Taking a bold leap out of her comfort zone of wine and viticulture, Alexandra Manousakis is at it again. A decade after taking over the winery built by her father Ted, she’s evolving and innovating the winery into uncharted territory by adding a traditional Cretan spirit once reserved for the barns and homemade distilleries of villagers.
The closest description of Tsikoudia to the non-native drinker is moonshine. It’s made by distilling the pomace, or the pieces of grapes (sometimes including the stems and seeds) that were pressed for the winemaking process.
It’s a powerful drink that contains high volumes of alcohol and is served in Crete after a meal in small shots. Other regions of Greece and elsewhere in the Balkans have similar varieties of the drink but in Crete, it’s part of the heritage of the place and the people.
For a winery known for making some of the best wines in Greece, adding Tsikoudia to their catalog is a bold move.
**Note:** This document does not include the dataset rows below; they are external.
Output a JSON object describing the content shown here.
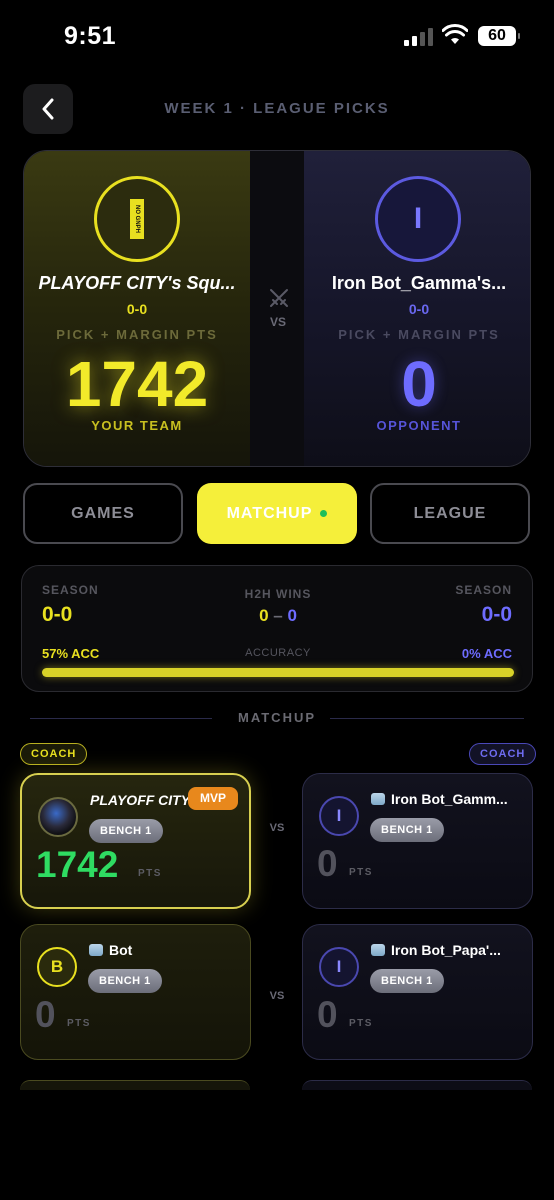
{
  "status_bar": {
    "time": "9:51",
    "battery": "60"
  },
  "header": {
    "title": "WEEK 1 · LEAGUE PICKS"
  },
  "scoreboard": {
    "left": {
      "name": "PLAYOFF CITY's Squ...",
      "record": "0-0",
      "pts_label": "PICK + MARGIN PTS",
      "score": "1742",
      "role": "YOUR TEAM",
      "badge_text": "NO GNPH"
    },
    "vs": "VS",
    "right": {
      "name": "Iron Bot_Gamma's...",
      "record": "0-0",
      "pts_label": "PICK + MARGIN PTS",
      "score": "0",
      "role": "OPPONENT",
      "badge_letter": "I"
    }
  },
  "tabs": [
    {
      "label": "GAMES",
      "active": false
    },
    {
      "label": "MATCHUP",
      "active": true
    },
    {
      "label": "LEAGUE",
      "active": false
    }
  ],
  "season_panel": {
    "left_label": "SEASON",
    "left_value": "0-0",
    "mid_label": "H2H WINS",
    "h2h_left": "0",
    "h2h_dash": "–",
    "h2h_right": "0",
    "right_label": "SEASON",
    "right_value": "0-0",
    "left_acc": "57% ACC",
    "mid_acc": "ACCURACY",
    "right_acc": "0% ACC"
  },
  "section": {
    "title": "MATCHUP"
  },
  "coach_left": "COACH",
  "coach_right": "COACH",
  "matchups": [
    {
      "left": {
        "name": "PLAYOFF CITY",
        "badge": "MVP",
        "bench": "BENCH 1",
        "score": "1742",
        "pts": "PTS"
      },
      "vs": "VS",
      "right": {
        "name": "Iron Bot_Gamm...",
        "letter": "I",
        "bench": "BENCH 1",
        "score": "0",
        "pts": "PTS"
      }
    },
    {
      "left": {
        "name": "Bot",
        "letter": "B",
        "bench": "BENCH 1",
        "score": "0",
        "pts": "PTS"
      },
      "vs": "VS",
      "right": {
        "name": "Iron Bot_Papa'...",
        "letter": "I",
        "bench": "BENCH 1",
        "score": "0",
        "pts": "PTS"
      }
    }
  ],
  "colors": {
    "accent_yellow": "#f5ef3a",
    "accent_blue": "#6e6cff",
    "score_green": "#2fdc62",
    "mvp_orange": "#e8881c"
  }
}
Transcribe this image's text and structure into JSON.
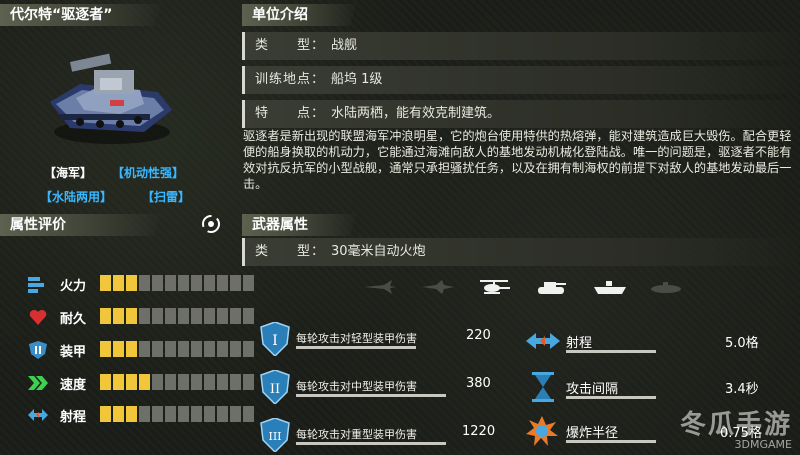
{
  "unit": {
    "name": "代尔特“驱逐者”",
    "tags": [
      "【海军】",
      "【机动性强】",
      "【水陆两用】",
      "【扫雷】"
    ]
  },
  "intro": {
    "header": "单位介绍",
    "type_key": "类　　型：",
    "type_val": "战舰",
    "place_key": "训练地点：",
    "place_val": "船坞 1级",
    "feature_key": "特　　点：",
    "feature_val": "水陆两栖，能有效克制建筑。",
    "description": "驱逐者是新出现的联盟海军冲浪明星，它的炮台使用特供的热熔弹，能对建筑造成巨大毁伤。配合更轻便的船身换取的机动力，它能通过海滩向敌人的基地发动机械化登陆战。唯一的问题是，驱逐者不能有效对抗反抗军的小型战舰，通常只承担骚扰任务，以及在拥有制海权的前提下对敌人的基地发动最后一击。"
  },
  "attributes": {
    "header": "属性评价",
    "items": [
      {
        "label": "火力",
        "icon": "firepower-icon",
        "level": 3,
        "max": 12
      },
      {
        "label": "耐久",
        "icon": "heart-icon",
        "level": 3,
        "max": 12
      },
      {
        "label": "装甲",
        "icon": "armor-icon",
        "level": 3,
        "max": 12
      },
      {
        "label": "速度",
        "icon": "speed-icon",
        "level": 4,
        "max": 12
      },
      {
        "label": "射程",
        "icon": "range-icon",
        "level": 3,
        "max": 12
      }
    ]
  },
  "weapon": {
    "header": "武器属性",
    "type_key": "类　　型：",
    "type_val": "30毫米自动火炮",
    "targets": [
      "jet-icon",
      "plane-icon",
      "helicopter-icon",
      "tank-icon",
      "ship-icon",
      "submarine-icon"
    ],
    "active_target": "helicopter-icon",
    "damage": [
      {
        "label": "每轮攻击对轻型装甲伤害",
        "value": "220",
        "icon": "armor-light-icon"
      },
      {
        "label": "每轮攻击对中型装甲伤害",
        "value": "380",
        "icon": "armor-medium-icon"
      },
      {
        "label": "每轮攻击对重型装甲伤害",
        "value": "1220",
        "icon": "armor-heavy-icon"
      }
    ],
    "props": [
      {
        "label": "射程",
        "value": "5.0格",
        "icon": "range-icon"
      },
      {
        "label": "攻击间隔",
        "value": "3.4秒",
        "icon": "hourglass-icon"
      },
      {
        "label": "爆炸半径",
        "value": "0.75格",
        "icon": "explosion-icon"
      }
    ]
  },
  "watermark": {
    "text": "冬瓜手游",
    "sub": "3DMGAME"
  },
  "colors": {
    "accent": "#f0c63a",
    "blue": "#3ab7ff",
    "bar_off": "#6f6f6a"
  }
}
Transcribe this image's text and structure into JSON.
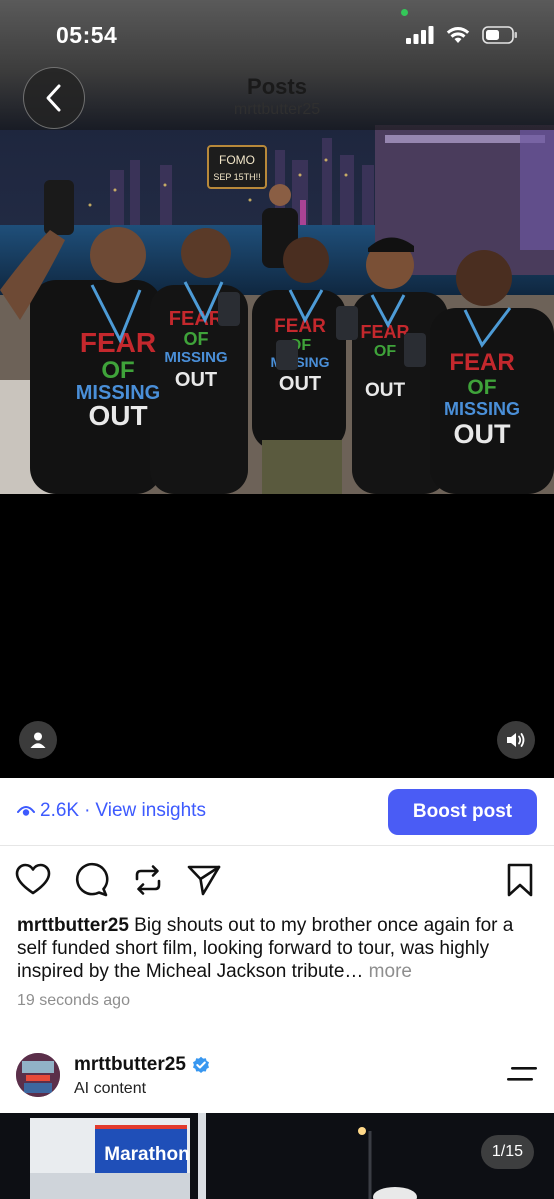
{
  "status_bar": {
    "time": "05:54"
  },
  "header": {
    "title": "Posts",
    "username": "mrttbutter25"
  },
  "photo": {
    "sign_line1": "FOMO",
    "sign_line2": "SEP 15TH!!",
    "shirt_text": [
      "FEAR",
      "OF",
      "MISSING",
      "OUT"
    ]
  },
  "insights": {
    "views": "2.6K",
    "separator": "·",
    "link_label": "View insights",
    "boost_label": "Boost post"
  },
  "post": {
    "username": "mrttbutter25",
    "caption": " Big shouts out to my brother once again for a self funded short film, looking forward to tour, was highly inspired by the Micheal Jackson tribute…",
    "more_label": " more",
    "time_ago": "19 seconds ago"
  },
  "next_post": {
    "username": "mrttbutter25",
    "label": "AI content",
    "sign_text": "Marathon",
    "counter": "1/15"
  },
  "icons": {
    "back": "chevron-left-icon",
    "person": "person-icon",
    "volume": "volume-icon",
    "eye": "eye-icon",
    "like": "heart-icon",
    "comment": "comment-icon",
    "repost": "repost-icon",
    "share": "send-icon",
    "save": "bookmark-icon",
    "verified": "verified-icon",
    "menu": "menu-icon"
  },
  "colors": {
    "accent": "#4a5cf5",
    "link": "#3d5afe",
    "verified": "#3897f0",
    "muted": "#8e8e8e"
  }
}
Established by Ted Manousakis, a Washington DC businessman who returned to his native village of Vatolakos, outside Hania in Western Crete, Manousakis Winery took great pride and care in developing a line of wines that quickly brought international attention to Crete.
Acclaim like a 93/100 rating by wine guru Robert Parker followed as Manousakis emphasized quality along every step of the way of the development of his winery.
Enter Alexandra— the wind of inspiration and innovation that arrived in 2007 to pick up the baton that her father was passing. After completing studies at New York University, trading Manhattan for a Cretan village was her next step, as she sought to connect with the place of her father’s birth and take over the helm of a family business established by her father that meant more to her than numbers— it was her heritage.
Alexandra turned Manousakis Winery into a destination, inviting hundreds of visitors annually into the winery to learn about Greek wine and share ancient winemaking techniques with people from throughout the world. She also introduced her love of art, often hosting exhibitions of her own work alongside wine tastings.
In 2010 she took a bold step and planted a vineyard with an almost forgotten ancient Cretan variety called Vidiano and also introduced a line of sea salt and extra virgin olive oil called Terroir, the proceeds of which benefit a local charity for disabled children that is near and dear to Alexandra’s heart.
This November, Alexandra releases Manousakis Winery’s Tsikoudia, created and distilled with the same passion and quality as all of their wines and a with a solid bow to the history and heritage of thetsik1 spirit while using a fresh and innovative design.
Alexandra enlisted award-winning designer Marios Karystios to create the label and packaging, which pay tribute to Tsikoudia’s history as a healer of various illnesses. Tsikoudia has a long standing history in Crete and is used not only as an aperitif, but also for it’s healing powers that locals believe it has. Traditionally, most households produce this strong spirit and enjoy it either at room temperature or directly from the freezer.
The packaging is inspired by old style pharmaceutical bottles that hold this mysterious liquid that has been more or less a local secret for thousands of years. The overall concept was developed by Alexandra herself as a way to bring together Tsikoudia’s folklore, together with its flavor and tradition.
The label is illustrated by Antonis Choudalakis and portrays the Minotaur planting a labyrinth vineyard and wearing the traditional Cretan costume.